Drug-induced lupus is caused by the use of certain drugs. It is characterized by symptoms similar to those caused by the systemic form of the disease. Hydralazine and procainamide are the two drugs most frequently connected with the disorder. Only a very small number of people taking these drugs develop the condition and the symptoms generally disappear upon discontinuing the medication.

The last type of lupus, neonatal lupus, occurs quite infrequently. Neonatal lupus affects newborns born to women who have systemic lupus. Their symptoms include heart defects, skin problems or problems with the liver.


-Taken from www.wisegeek.com

Comments

Popular posts from this blog

The tale of two identities.

As children, most of us are raised to go to college, get good jobs and strive for greatness.

As black children, most of us are raised to go to college, be better than 'them' so you can't be denied, strive for greatness and act accordingly in spaces that are not our own.

As a lot of us grow up, we take heed to our lessons, aiming for success, entering spaces (and tax brackets) that weren't able to be accessed by our grandparents and sometimes our own parents, but struggle because we aren't taught the rules of 'the game' nor do we start out from a equal space than our colleagues. 
Imagine taking your 5 year old child, telling them they have learn all the 1st grade through 6th grade material at once in a room full of 11 year olds who are already dealing with advance placement work...
So we are forced to learn on our own and quickly, how to 'act' ,where to be authentic ourselves, which hairstyles to wear ,what to wear to off hours company events, hell how t…

So I did a thing.... Chapter 1

This is the story of how my life was changed (again) in a matter of a few months... Its taken a while to process everything that has happened in my healing, the journey and ultimately what is next for me ... So bare with me as I tell this LONG story, Ill include pictures though to make it kinda fun...I have dealt with a lot of depression and anxiety stemming from this entire situation because of things that went wrong, things that were left unattended (by my own hand) and ultimate outcome...But I want to share my story because I know that someone else is hurting in silence and could use some help. While I don't have all the answers ,or maybe any some days, I have my story
On February 19th at 12:30pm, I had 19cm/ 3.06 pound fibroid and 8+ pounds of excess skin removed in the same 6 hour long procedure.... Days later I had to have 2 blood transfusions due to the loss of blood in surgery and after.  Apparently things got scary (I didn’t know,I had a TON of morphine in my system ).
I…

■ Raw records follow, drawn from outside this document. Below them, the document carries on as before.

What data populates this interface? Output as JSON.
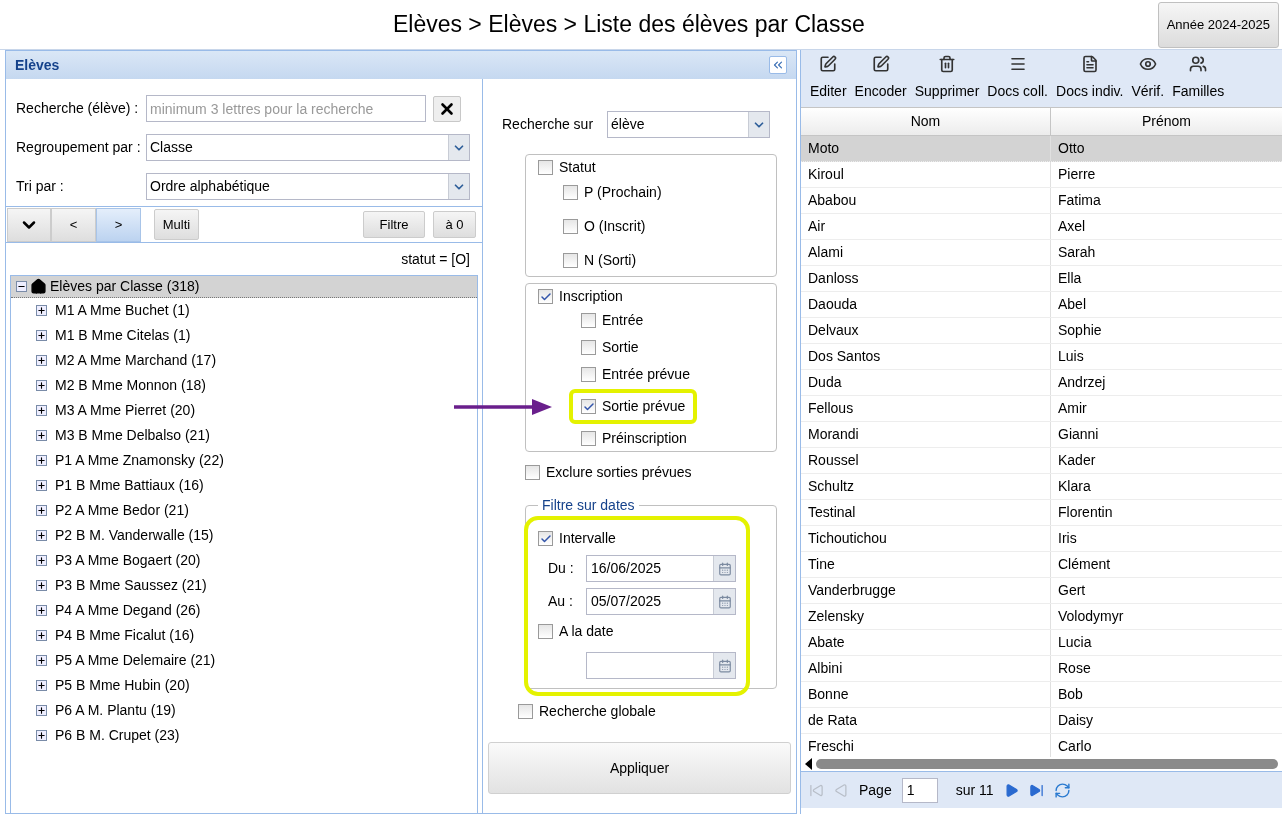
{
  "header": {
    "title": "Elèves > Elèves > Liste des élèves par Classe",
    "year_button": "Année 2024-2025"
  },
  "panel": {
    "title": "Elèves"
  },
  "search": {
    "label": "Recherche (élève) :",
    "placeholder": "minimum 3 lettres pour la recherche"
  },
  "grouping": {
    "label": "Regroupement par :",
    "value": "Classe"
  },
  "sort": {
    "label": "Tri par :",
    "value": "Ordre alphabétique"
  },
  "nav_buttons": [
    {
      "label": "<",
      "selected": false
    },
    {
      "label": ">",
      "selected": true
    }
  ],
  "multi_button": "Multi",
  "filter_button": "Filtre",
  "reset_button": "à 0",
  "filter_summary": "statut = [O]",
  "tree": {
    "label": "Elèves par Classe (318)",
    "selected": true,
    "expanded": true,
    "children": [
      {
        "label": "M1 A Mme Buchet (1)",
        "expanded": false
      },
      {
        "label": "M1 B Mme Citelas (1)",
        "expanded": false
      },
      {
        "label": "M2 A Mme Marchand (17)",
        "expanded": false
      },
      {
        "label": "M2 B Mme Monnon (18)",
        "expanded": false
      },
      {
        "label": "M3 A Mme Pierret (20)",
        "expanded": false
      },
      {
        "label": "M3 B Mme Delbalso (21)",
        "expanded": false
      },
      {
        "label": "P1 A Mme Znamonsky (22)",
        "expanded": false
      },
      {
        "label": "P1 B Mme Battiaux (16)",
        "expanded": false
      },
      {
        "label": "P2 A Mme Bedor (21)",
        "expanded": false
      },
      {
        "label": "P2 B M. Vanderwalle (15)",
        "expanded": false
      },
      {
        "label": "P3 A Mme Bogaert (20)",
        "expanded": false
      },
      {
        "label": "P3 B Mme Saussez (21)",
        "expanded": false
      },
      {
        "label": "P4 A Mme Degand (26)",
        "expanded": false
      },
      {
        "label": "P4 B Mme Ficalut (16)",
        "expanded": false
      },
      {
        "label": "P5 A Mme Delemaire (21)",
        "expanded": false
      },
      {
        "label": "P5 B Mme Hubin (20)",
        "expanded": false
      },
      {
        "label": "P6 A M. Plantu (19)",
        "expanded": false
      },
      {
        "label": "P6 B M. Crupet (23)",
        "expanded": false
      }
    ]
  },
  "search_on": {
    "label": "Recherche sur",
    "value": "élève"
  },
  "statut": {
    "label": "Statut",
    "checked": false,
    "options": [
      {
        "label": "P (Prochain)",
        "checked": false
      },
      {
        "label": "O (Inscrit)",
        "checked": false
      },
      {
        "label": "N (Sorti)",
        "checked": false
      }
    ]
  },
  "inscription": {
    "label": "Inscription",
    "checked": true,
    "options": [
      {
        "label": "Entrée",
        "checked": false,
        "highlighted": false
      },
      {
        "label": "Sortie",
        "checked": false,
        "highlighted": false
      },
      {
        "label": "Entrée prévue",
        "checked": false,
        "highlighted": false
      },
      {
        "label": "Sortie prévue",
        "checked": true,
        "highlighted": true
      },
      {
        "label": "Préinscription",
        "checked": false,
        "highlighted": false
      }
    ]
  },
  "exclude": {
    "label": "Exclure sorties prévues",
    "checked": false
  },
  "date_filter": {
    "legend": "Filtre sur dates",
    "highlighted": true,
    "interval": {
      "label": "Intervalle",
      "checked": true
    },
    "from": {
      "label": "Du :",
      "value": "16/06/2025"
    },
    "to": {
      "label": "Au :",
      "value": "05/07/2025"
    },
    "on_date": {
      "label": "A la date",
      "checked": false
    }
  },
  "global_search": {
    "label": "Recherche globale",
    "checked": false
  },
  "apply_button": "Appliquer",
  "toolbar": [
    {
      "kind": "edit",
      "label": "Editer"
    },
    {
      "kind": "edit",
      "label": "Encoder"
    },
    {
      "kind": "delete",
      "label": "Supprimer"
    },
    {
      "kind": "list",
      "label": "Docs coll."
    },
    {
      "kind": "doc",
      "label": "Docs indiv."
    },
    {
      "kind": "view",
      "label": "Vérif."
    },
    {
      "kind": "family",
      "label": "Familles"
    }
  ],
  "table": {
    "columns": [
      "Nom",
      "Prénom"
    ],
    "rows": [
      {
        "cells": [
          "Moto",
          "Otto"
        ],
        "selected": true
      },
      {
        "cells": [
          "Kiroul",
          "Pierre"
        ],
        "selected": false
      },
      {
        "cells": [
          "Ababou",
          "Fatima"
        ],
        "selected": false
      },
      {
        "cells": [
          "Air",
          "Axel"
        ],
        "selected": false
      },
      {
        "cells": [
          "Alami",
          "Sarah"
        ],
        "selected": false
      },
      {
        "cells": [
          "Danloss",
          "Ella"
        ],
        "selected": false
      },
      {
        "cells": [
          "Daouda",
          "Abel"
        ],
        "selected": false
      },
      {
        "cells": [
          "Delvaux",
          "Sophie"
        ],
        "selected": false
      },
      {
        "cells": [
          "Dos Santos",
          "Luis"
        ],
        "selected": false
      },
      {
        "cells": [
          "Duda",
          "Andrzej"
        ],
        "selected": false
      },
      {
        "cells": [
          "Fellous",
          "Amir"
        ],
        "selected": false
      },
      {
        "cells": [
          "Morandi",
          "Gianni"
        ],
        "selected": false
      },
      {
        "cells": [
          "Roussel",
          "Kader"
        ],
        "selected": false
      },
      {
        "cells": [
          "Schultz",
          "Klara"
        ],
        "selected": false
      },
      {
        "cells": [
          "Testinal",
          "Florentin"
        ],
        "selected": false
      },
      {
        "cells": [
          "Tichoutichou",
          "Iris"
        ],
        "selected": false
      },
      {
        "cells": [
          "Tine",
          "Clément"
        ],
        "selected": false
      },
      {
        "cells": [
          "Vanderbrugge",
          "Gert"
        ],
        "selected": false
      },
      {
        "cells": [
          "Zelensky",
          "Volodymyr"
        ],
        "selected": false
      },
      {
        "cells": [
          "Abate",
          "Lucia"
        ],
        "selected": false
      },
      {
        "cells": [
          "Albini",
          "Rose"
        ],
        "selected": false
      },
      {
        "cells": [
          "Bonne",
          "Bob"
        ],
        "selected": false
      },
      {
        "cells": [
          "de Rata",
          "Daisy"
        ],
        "selected": false
      },
      {
        "cells": [
          "Freschi",
          "Carlo"
        ],
        "selected": false
      }
    ]
  },
  "pager": {
    "label": "Page",
    "value": "1",
    "total": "sur 11",
    "first_disabled": true,
    "prev_disabled": true
  }
}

Chapter 6 .....Silvia

And just like that.... I had a date.

The scramble began, I had to cram 6-8 weeks of recovery plans in a matter of 10 days....

Oh, and  I mention this is my final semester of my degree?
So yea on top of working full time, trying to navigate through my interpersonal relationships,  and processing whatever is about to happen, I had to navigate what this could possibly look like for the last of my education.

via GIPHY
I was extremely emotional at this point and probably closer to my breaking point that what I honestly wanted to admit..........
I was scared.
Scared of the pain, the recovery, the incision, hell how my body would look and feel because I had honestly just adjusted to the initial weight loss and of course dying.
While both procedures are fairly simple, its rare that they are done together....So I had no clue what to expect but that I was going to be in pain...
I got my tribe together for surgery/recovery plans, bought plenty of wine (they like red wine),and started really proc…